Please check every line of the listing for "date" and copy each line where it is found.
▬▬▬
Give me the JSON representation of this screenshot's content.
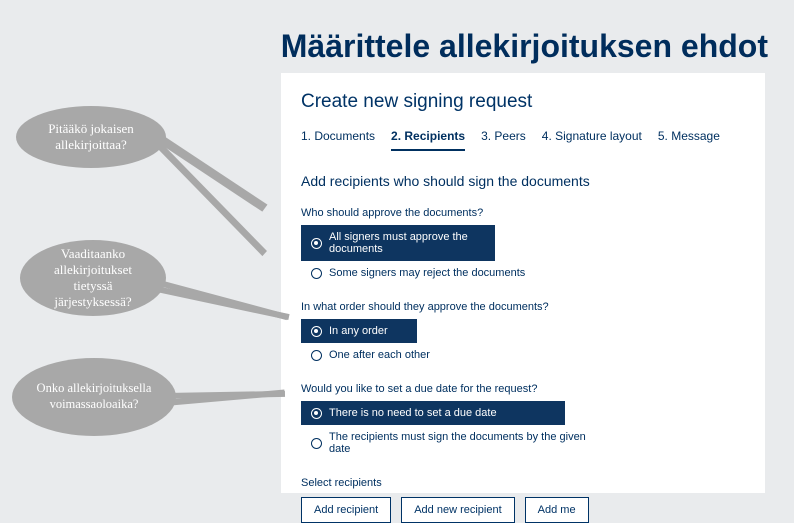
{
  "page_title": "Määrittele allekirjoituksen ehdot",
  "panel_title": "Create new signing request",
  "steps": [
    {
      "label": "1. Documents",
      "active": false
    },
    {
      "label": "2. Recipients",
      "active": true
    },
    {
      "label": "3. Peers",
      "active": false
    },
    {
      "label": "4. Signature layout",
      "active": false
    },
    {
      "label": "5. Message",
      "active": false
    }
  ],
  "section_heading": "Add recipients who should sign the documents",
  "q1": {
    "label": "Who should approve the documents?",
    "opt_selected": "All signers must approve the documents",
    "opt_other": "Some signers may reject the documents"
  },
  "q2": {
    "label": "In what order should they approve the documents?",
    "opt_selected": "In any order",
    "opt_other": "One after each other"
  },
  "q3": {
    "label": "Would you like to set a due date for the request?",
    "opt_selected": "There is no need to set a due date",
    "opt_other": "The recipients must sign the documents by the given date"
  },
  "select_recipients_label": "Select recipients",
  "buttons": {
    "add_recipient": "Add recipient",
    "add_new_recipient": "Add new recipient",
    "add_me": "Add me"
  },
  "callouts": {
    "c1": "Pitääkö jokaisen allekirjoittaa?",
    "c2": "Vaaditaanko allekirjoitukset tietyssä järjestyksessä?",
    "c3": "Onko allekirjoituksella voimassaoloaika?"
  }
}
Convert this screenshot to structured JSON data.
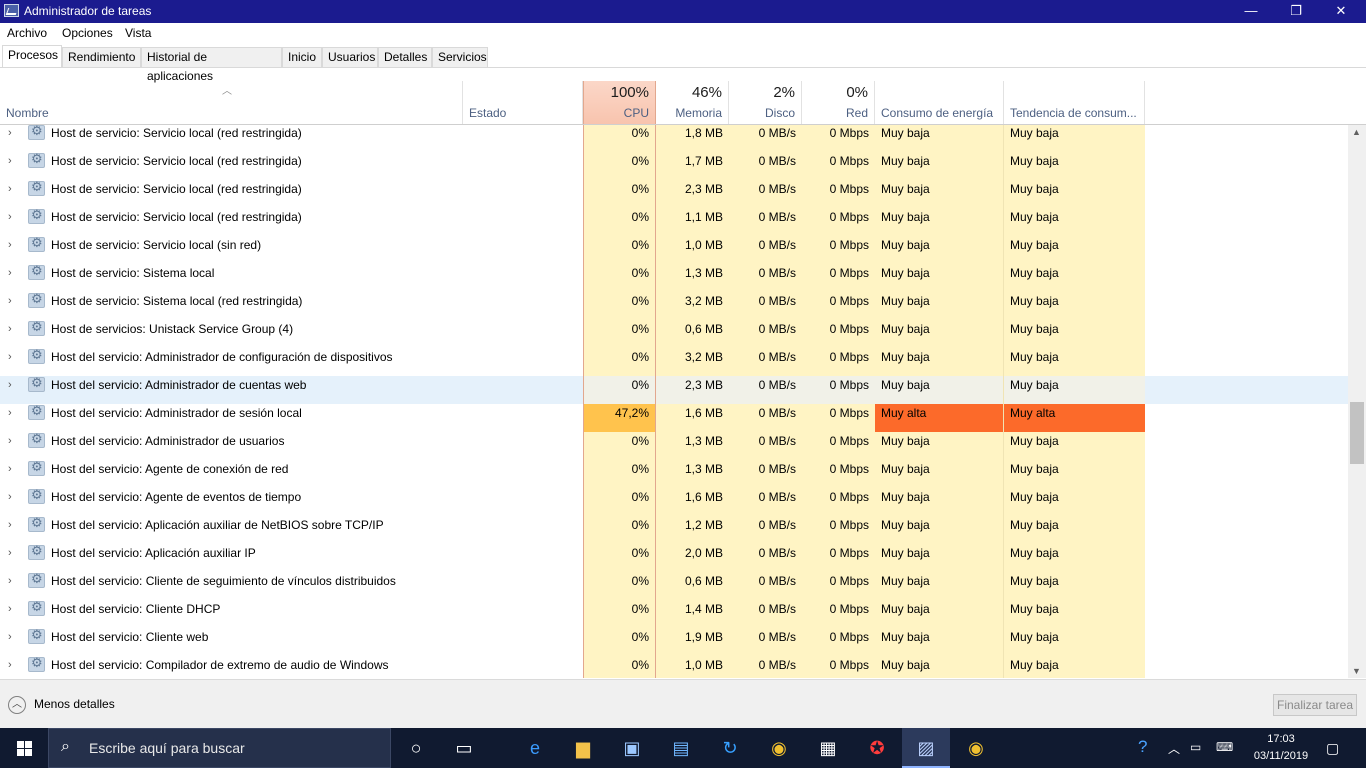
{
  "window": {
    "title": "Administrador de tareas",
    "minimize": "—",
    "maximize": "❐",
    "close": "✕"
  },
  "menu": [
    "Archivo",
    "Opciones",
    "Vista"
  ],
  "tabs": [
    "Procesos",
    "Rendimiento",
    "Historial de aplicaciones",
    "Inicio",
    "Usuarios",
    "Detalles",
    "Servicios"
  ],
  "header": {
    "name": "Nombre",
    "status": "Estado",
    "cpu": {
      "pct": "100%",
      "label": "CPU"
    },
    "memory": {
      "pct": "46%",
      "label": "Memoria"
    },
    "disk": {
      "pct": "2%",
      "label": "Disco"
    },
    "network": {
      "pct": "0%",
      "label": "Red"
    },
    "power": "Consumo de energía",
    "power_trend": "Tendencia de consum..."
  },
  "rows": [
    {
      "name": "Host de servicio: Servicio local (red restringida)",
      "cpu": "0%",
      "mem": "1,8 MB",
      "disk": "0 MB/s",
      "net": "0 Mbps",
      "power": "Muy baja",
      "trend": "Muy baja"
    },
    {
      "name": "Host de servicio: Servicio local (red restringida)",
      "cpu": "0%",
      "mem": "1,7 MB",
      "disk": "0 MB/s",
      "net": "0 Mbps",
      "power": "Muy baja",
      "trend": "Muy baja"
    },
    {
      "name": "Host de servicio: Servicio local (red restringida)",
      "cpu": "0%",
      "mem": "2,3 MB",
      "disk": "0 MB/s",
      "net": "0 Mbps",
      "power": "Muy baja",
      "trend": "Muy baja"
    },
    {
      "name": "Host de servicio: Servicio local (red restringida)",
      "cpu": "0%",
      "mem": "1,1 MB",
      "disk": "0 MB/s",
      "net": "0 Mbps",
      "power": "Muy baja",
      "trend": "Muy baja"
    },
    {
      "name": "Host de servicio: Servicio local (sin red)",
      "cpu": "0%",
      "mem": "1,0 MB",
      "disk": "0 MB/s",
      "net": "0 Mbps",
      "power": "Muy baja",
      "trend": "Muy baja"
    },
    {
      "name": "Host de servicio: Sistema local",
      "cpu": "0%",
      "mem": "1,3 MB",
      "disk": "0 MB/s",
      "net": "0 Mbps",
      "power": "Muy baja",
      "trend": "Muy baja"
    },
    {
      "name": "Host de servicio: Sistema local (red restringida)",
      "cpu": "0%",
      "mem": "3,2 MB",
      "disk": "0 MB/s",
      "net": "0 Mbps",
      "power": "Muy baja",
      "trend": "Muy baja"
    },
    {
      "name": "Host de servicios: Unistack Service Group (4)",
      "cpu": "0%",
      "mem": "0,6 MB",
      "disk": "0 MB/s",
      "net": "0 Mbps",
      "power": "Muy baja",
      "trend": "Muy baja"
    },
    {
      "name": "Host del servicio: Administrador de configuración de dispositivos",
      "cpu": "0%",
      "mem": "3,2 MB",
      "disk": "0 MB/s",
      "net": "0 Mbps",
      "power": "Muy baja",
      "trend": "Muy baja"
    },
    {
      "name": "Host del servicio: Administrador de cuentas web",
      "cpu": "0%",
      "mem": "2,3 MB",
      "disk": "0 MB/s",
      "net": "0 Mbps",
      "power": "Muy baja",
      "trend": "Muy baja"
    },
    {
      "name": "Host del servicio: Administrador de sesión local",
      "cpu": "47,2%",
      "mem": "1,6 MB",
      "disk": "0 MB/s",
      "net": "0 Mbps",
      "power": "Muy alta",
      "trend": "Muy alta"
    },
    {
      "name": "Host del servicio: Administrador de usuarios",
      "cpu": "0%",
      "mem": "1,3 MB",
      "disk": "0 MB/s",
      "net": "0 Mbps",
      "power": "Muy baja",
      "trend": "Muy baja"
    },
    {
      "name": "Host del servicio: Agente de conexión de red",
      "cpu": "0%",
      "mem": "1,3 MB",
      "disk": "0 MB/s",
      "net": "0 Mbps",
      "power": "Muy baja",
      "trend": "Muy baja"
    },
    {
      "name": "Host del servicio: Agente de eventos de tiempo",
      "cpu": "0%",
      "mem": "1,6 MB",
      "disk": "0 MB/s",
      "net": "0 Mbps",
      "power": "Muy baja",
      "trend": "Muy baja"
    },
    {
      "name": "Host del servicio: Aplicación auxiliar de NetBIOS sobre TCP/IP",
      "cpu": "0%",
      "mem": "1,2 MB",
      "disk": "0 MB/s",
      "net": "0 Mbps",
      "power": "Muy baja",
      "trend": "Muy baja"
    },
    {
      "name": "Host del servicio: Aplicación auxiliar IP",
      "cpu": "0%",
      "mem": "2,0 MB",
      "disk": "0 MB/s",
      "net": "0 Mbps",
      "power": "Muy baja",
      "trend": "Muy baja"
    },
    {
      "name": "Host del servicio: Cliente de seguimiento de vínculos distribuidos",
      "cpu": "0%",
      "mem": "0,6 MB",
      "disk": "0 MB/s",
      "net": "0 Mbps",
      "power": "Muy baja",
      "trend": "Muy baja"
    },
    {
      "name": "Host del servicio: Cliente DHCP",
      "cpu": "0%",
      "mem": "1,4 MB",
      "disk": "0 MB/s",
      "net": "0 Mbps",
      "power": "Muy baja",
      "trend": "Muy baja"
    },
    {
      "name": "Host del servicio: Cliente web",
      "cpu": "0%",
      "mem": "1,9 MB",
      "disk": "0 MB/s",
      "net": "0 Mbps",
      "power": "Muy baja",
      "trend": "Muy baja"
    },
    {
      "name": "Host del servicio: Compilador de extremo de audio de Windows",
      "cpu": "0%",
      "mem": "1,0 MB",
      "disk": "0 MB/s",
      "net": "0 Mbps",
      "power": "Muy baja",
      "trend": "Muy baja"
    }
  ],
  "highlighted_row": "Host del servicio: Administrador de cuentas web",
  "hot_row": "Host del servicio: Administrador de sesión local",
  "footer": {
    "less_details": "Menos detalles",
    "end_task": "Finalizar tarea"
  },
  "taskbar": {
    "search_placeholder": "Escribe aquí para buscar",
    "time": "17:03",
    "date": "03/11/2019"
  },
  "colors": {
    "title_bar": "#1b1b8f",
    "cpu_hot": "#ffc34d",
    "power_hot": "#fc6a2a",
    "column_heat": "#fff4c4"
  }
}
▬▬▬
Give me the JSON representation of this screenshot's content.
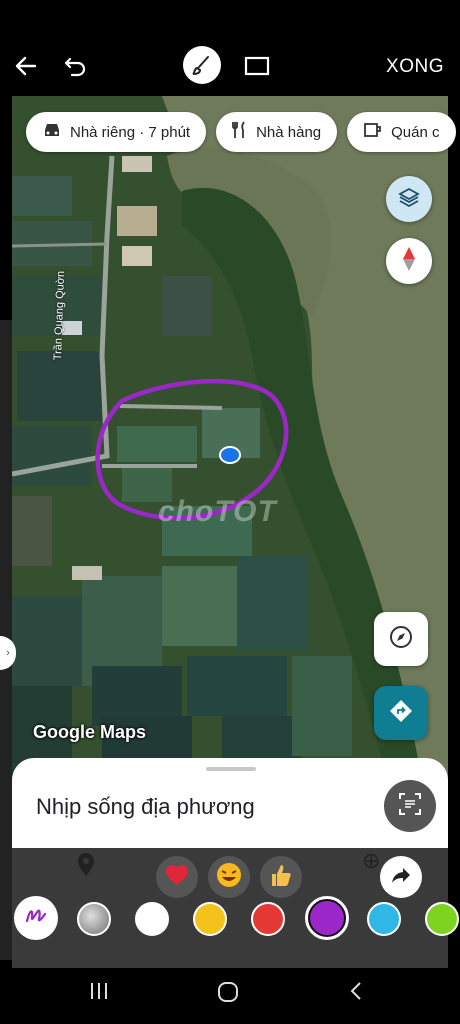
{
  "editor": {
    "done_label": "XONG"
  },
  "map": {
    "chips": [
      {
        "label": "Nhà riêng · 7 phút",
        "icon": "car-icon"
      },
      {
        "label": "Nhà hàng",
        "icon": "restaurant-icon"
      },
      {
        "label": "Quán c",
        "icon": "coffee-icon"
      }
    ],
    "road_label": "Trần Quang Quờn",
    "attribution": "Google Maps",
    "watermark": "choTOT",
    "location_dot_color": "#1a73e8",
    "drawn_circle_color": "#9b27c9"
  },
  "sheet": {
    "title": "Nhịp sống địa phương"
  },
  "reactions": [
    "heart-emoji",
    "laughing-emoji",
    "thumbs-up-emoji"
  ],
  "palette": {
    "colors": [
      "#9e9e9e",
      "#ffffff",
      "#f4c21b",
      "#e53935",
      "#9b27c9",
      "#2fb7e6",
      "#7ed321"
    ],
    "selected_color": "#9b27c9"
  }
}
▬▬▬
## [Answer for the task]
    "label": "Would you like to set a due date for the request?",
    "opt_selected": "There is no need to set a due date",
    "opt_other": "The recipients must sign the documents by the given date"
    "date": "03/11/2019"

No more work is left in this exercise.